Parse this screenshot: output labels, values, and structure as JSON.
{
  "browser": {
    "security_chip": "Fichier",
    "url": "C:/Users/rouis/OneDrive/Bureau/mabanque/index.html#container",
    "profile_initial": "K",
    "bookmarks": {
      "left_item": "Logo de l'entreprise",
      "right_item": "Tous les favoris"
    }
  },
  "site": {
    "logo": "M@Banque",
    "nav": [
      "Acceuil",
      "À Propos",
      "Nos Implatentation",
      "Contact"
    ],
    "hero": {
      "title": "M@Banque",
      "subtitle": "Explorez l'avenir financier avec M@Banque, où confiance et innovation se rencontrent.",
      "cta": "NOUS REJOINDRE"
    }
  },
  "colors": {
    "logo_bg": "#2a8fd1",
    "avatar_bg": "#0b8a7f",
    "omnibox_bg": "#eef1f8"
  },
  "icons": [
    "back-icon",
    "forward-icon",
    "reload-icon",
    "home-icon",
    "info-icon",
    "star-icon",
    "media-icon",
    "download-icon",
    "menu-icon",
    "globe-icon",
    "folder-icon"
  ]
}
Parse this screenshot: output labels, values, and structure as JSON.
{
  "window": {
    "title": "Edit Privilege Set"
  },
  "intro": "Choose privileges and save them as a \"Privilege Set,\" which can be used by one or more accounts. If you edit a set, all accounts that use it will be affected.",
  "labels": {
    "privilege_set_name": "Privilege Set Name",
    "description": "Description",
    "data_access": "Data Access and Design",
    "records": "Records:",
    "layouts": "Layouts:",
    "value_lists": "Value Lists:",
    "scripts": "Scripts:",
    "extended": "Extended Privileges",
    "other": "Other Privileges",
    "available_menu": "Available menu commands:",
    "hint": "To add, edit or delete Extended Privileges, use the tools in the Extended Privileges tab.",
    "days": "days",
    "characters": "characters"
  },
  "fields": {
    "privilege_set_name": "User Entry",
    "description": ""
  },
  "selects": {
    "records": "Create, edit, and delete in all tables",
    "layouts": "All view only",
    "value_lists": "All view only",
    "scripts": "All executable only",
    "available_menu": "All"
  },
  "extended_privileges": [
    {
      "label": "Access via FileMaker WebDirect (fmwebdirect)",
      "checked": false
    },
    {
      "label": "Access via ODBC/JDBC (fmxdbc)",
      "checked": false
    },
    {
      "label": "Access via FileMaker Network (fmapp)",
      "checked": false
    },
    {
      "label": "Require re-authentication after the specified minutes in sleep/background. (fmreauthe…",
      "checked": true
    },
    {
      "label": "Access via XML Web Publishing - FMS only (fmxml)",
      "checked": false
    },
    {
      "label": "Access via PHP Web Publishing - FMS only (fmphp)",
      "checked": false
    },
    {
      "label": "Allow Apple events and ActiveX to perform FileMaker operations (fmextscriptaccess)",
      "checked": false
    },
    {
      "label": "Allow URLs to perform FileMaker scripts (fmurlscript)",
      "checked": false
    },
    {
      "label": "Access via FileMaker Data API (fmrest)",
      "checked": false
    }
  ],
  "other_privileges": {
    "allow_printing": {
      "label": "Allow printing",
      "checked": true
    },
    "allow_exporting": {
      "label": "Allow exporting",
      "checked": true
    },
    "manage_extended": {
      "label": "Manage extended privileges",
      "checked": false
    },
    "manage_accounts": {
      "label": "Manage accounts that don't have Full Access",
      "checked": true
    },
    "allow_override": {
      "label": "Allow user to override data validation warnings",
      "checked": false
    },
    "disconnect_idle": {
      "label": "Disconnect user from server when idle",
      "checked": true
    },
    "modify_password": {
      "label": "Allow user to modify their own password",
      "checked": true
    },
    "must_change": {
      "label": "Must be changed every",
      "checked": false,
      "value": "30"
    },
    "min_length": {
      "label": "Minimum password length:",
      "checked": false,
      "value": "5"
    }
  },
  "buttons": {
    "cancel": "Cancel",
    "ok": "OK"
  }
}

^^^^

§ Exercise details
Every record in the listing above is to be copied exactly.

§ Response area
Parse this screenshot: output labels, values, and structure as JSON.
{
  "browser": {
    "security_chip": "Fichier",
    "url": "C:/Users/rouis/OneDrive/Bureau/mabanque/index.html#container",
    "profile_initial": "K",
    "bookmarks": {
      "left_item": "Logo de l'entreprise",
      "right_item": "Tous les favoris"
    }
  },
  "site": {
    "logo": "M@Banque",
    "nav": [
      "Acceuil",
      "À Propos",
      "Nos Implatentation",
      "Contact"
    ],
    "hero": {
      "title": "M@Banque",
      "subtitle": "Explorez l'avenir financier avec M@Banque, où confiance et innovation se rencontrent.",
      "cta": "NOUS REJOINDRE"
    }
  },
  "colors": {
    "logo_bg": "#2a8fd1",
    "avatar_bg": "#0b8a7f",
    "omnibox_bg": "#eef1f8"
  },
  "icons": [
    "back-icon",
    "forward-icon",
    "reload-icon",
    "home-icon",
    "info-icon",
    "star-icon",
    "media-icon",
    "download-icon",
    "menu-icon",
    "globe-icon",
    "folder-icon"
  ]
}
Parse this screenshot: output labels, values, and structure as JSON.
{
  "window": {
    "title": "Edit Privilege Set"
  },
  "intro": "Choose privileges and save them as a \"Privilege Set,\" which can be used by one or more accounts. If you edit a set, all accounts that use it will be affected.",
  "labels": {
    "privilege_set_name": "Privilege Set Name",
    "description": "Description",
    "data_access": "Data Access and Design",
    "records": "Records:",
    "layouts": "Layouts:",
    "value_lists": "Value Lists:",
    "scripts": "Scripts:",
    "extended": "Extended Privileges",
    "other": "Other Privileges",
    "available_menu": "Available menu commands:",
    "hint": "To add, edit or delete Extended Privileges, use the tools in the Extended Privileges tab.",
    "days": "days",
    "characters": "characters"
  },
  "fields": {
    "privilege_set_name": "User Entry",
    "description": ""
  },
  "selects": {
    "records": "Create, edit, and delete in all tables",
    "layouts": "All view only",
    "value_lists": "All view only",
    "scripts": "All executable only",
    "available_menu": "All"
  },
  "extended_privileges": [
    {
      "label": "Access via FileMaker WebDirect (fmwebdirect)",
      "checked": false
    },
    {
      "label": "Access via ODBC/JDBC (fmxdbc)",
      "checked": false
    },
    {
      "label": "Access via FileMaker Network (fmapp)",
      "checked": false
    },
    {
      "label": "Require re-authentication after the specified minutes in sleep/background. (fmreauthe…",
      "checked": true
    },
    {
      "label": "Access via XML Web Publishing - FMS only (fmxml)",
      "checked": false
    },
    {
      "label": "Access via PHP Web Publishing - FMS only (fmphp)",
      "checked": false
    },
    {
      "label": "Allow Apple events and ActiveX to perform FileMaker operations (fmextscriptaccess)",
      "checked": false
    },
    {
      "label": "Allow URLs to perform FileMaker scripts (fmurlscript)",
      "checked": false
    },
    {
      "label": "Access via FileMaker Data API (fmrest)",
      "checked": false
    }
  ],
  "other_privileges": {
    "allow_printing": {
      "label": "Allow printing",
      "checked": true
    },
    "allow_exporting": {
      "label": "Allow exporting",
      "checked": true
    },
    "manage_extended": {
      "label": "Manage extended privileges",
      "checked": false
    },
    "manage_accounts": {
      "label": "Manage accounts that don't have Full Access",
      "checked": true
    },
    "allow_override": {
      "label": "Allow user to override data validation warnings",
      "checked": false
    },
    "disconnect_idle": {
      "label": "Disconnect user from server when idle",
      "checked": true
    },
    "modify_password": {
      "label": "Allow user to modify their own password",
      "checked": true
    },
    "must_change": {
      "label": "Must be changed every",
      "checked": false,
      "value": "30"
    },
    "min_length": {
      "label": "Minimum password length:",
      "checked": false,
      "value": "5"
    }
  },
  "buttons": {
    "cancel": "Cancel",
    "ok": "OK"
  }
}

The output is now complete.